- **PROMPT**
The response should be the data again, identical in every line.

RECORDS SHOWN below:

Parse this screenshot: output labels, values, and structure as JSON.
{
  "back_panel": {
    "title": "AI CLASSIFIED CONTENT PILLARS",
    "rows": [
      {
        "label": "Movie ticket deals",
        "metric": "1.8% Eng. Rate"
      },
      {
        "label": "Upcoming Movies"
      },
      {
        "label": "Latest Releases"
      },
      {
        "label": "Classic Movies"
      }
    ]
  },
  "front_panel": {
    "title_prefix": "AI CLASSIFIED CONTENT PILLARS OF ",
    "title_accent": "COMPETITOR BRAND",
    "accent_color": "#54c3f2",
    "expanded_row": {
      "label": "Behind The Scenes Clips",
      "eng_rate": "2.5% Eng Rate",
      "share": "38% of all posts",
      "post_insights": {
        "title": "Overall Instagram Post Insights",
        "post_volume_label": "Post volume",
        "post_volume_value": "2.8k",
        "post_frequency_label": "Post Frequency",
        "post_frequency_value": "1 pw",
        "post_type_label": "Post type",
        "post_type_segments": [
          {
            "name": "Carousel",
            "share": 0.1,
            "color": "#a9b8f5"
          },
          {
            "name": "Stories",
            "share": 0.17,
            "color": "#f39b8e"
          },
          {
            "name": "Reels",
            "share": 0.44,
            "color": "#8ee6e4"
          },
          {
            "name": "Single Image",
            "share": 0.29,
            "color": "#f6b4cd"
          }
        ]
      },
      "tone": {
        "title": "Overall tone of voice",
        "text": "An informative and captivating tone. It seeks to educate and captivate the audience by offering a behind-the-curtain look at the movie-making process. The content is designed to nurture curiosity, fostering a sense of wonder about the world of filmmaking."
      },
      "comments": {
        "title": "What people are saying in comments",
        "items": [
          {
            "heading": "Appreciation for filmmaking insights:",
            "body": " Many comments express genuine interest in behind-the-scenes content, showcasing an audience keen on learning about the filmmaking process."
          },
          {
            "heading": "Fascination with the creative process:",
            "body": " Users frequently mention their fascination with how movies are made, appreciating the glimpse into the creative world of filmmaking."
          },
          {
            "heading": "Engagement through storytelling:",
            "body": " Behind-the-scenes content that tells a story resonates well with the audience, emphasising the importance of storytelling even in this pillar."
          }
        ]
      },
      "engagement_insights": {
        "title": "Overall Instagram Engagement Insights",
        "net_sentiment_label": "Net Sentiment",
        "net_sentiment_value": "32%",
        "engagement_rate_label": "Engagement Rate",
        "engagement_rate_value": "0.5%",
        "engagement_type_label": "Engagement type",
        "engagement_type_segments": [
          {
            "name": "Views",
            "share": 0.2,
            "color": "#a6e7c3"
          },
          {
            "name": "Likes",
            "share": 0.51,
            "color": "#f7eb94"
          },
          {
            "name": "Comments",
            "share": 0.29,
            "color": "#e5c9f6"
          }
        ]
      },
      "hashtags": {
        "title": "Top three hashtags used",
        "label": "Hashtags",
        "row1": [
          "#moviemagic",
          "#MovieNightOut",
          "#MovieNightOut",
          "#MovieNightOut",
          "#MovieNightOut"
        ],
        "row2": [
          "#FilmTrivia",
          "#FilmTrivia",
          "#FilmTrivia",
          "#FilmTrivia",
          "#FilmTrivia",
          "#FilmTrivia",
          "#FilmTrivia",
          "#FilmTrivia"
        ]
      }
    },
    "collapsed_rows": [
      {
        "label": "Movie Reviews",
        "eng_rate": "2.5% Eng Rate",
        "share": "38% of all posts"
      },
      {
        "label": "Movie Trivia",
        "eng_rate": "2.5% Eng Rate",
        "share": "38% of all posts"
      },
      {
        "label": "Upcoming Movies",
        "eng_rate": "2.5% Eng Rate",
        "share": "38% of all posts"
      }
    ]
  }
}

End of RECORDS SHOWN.

- **TASK OUTPUT**
Parse this screenshot: output labels, values, and structure as JSON.
{
  "back_panel": {
    "title": "AI CLASSIFIED CONTENT PILLARS",
    "rows": [
      {
        "label": "Movie ticket deals",
        "metric": "1.8% Eng. Rate"
      },
      {
        "label": "Upcoming Movies"
      },
      {
        "label": "Latest Releases"
      },
      {
        "label": "Classic Movies"
      }
    ]
  },
  "front_panel": {
    "title_prefix": "AI CLASSIFIED CONTENT PILLARS OF ",
    "title_accent": "COMPETITOR BRAND",
    "accent_color": "#54c3f2",
    "expanded_row": {
      "label": "Behind The Scenes Clips",
      "eng_rate": "2.5% Eng Rate",
      "share": "38% of all posts",
      "post_insights": {
        "title": "Overall Instagram Post Insights",
        "post_volume_label": "Post volume",
        "post_volume_value": "2.8k",
        "post_frequency_label": "Post Frequency",
        "post_frequency_value": "1 pw",
        "post_type_label": "Post type",
        "post_type_segments": [
          {
            "name": "Carousel",
            "share": 0.1,
            "color": "#a9b8f5"
          },
          {
            "name": "Stories",
            "share": 0.17,
            "color": "#f39b8e"
          },
          {
            "name": "Reels",
            "share": 0.44,
            "color": "#8ee6e4"
          },
          {
            "name": "Single Image",
            "share": 0.29,
            "color": "#f6b4cd"
          }
        ]
      },
      "tone": {
        "title": "Overall tone of voice",
        "text": "An informative and captivating tone. It seeks to educate and captivate the audience by offering a behind-the-curtain look at the movie-making process. The content is designed to nurture curiosity, fostering a sense of wonder about the world of filmmaking."
      },
      "comments": {
        "title": "What people are saying in comments",
        "items": [
          {
            "heading": "Appreciation for filmmaking insights:",
            "body": " Many comments express genuine interest in behind-the-scenes content, showcasing an audience keen on learning about the filmmaking process."
          },
          {
            "heading": "Fascination with the creative process:",
            "body": " Users frequently mention their fascination with how movies are made, appreciating the glimpse into the creative world of filmmaking."
          },
          {
            "heading": "Engagement through storytelling:",
            "body": " Behind-the-scenes content that tells a story resonates well with the audience, emphasising the importance of storytelling even in this pillar."
          }
        ]
      },
      "engagement_insights": {
        "title": "Overall Instagram Engagement Insights",
        "net_sentiment_label": "Net Sentiment",
        "net_sentiment_value": "32%",
        "engagement_rate_label": "Engagement Rate",
        "engagement_rate_value": "0.5%",
        "engagement_type_label": "Engagement type",
        "engagement_type_segments": [
          {
            "name": "Views",
            "share": 0.2,
            "color": "#a6e7c3"
          },
          {
            "name": "Likes",
            "share": 0.51,
            "color": "#f7eb94"
          },
          {
            "name": "Comments",
            "share": 0.29,
            "color": "#e5c9f6"
          }
        ]
      },
      "hashtags": {
        "title": "Top three hashtags used",
        "label": "Hashtags",
        "row1": [
          "#moviemagic",
          "#MovieNightOut",
          "#MovieNightOut",
          "#MovieNightOut",
          "#MovieNightOut"
        ],
        "row2": [
          "#FilmTrivia",
          "#FilmTrivia",
          "#FilmTrivia",
          "#FilmTrivia",
          "#FilmTrivia",
          "#FilmTrivia",
          "#FilmTrivia",
          "#FilmTrivia"
        ]
      }
    },
    "collapsed_rows": [
      {
        "label": "Movie Reviews",
        "eng_rate": "2.5% Eng Rate",
        "share": "38% of all posts"
      },
      {
        "label": "Movie Trivia",
        "eng_rate": "2.5% Eng Rate",
        "share": "38% of all posts"
      },
      {
        "label": "Upcoming Movies",
        "eng_rate": "2.5% Eng Rate",
        "share": "38% of all posts"
      }
    ]
  }
}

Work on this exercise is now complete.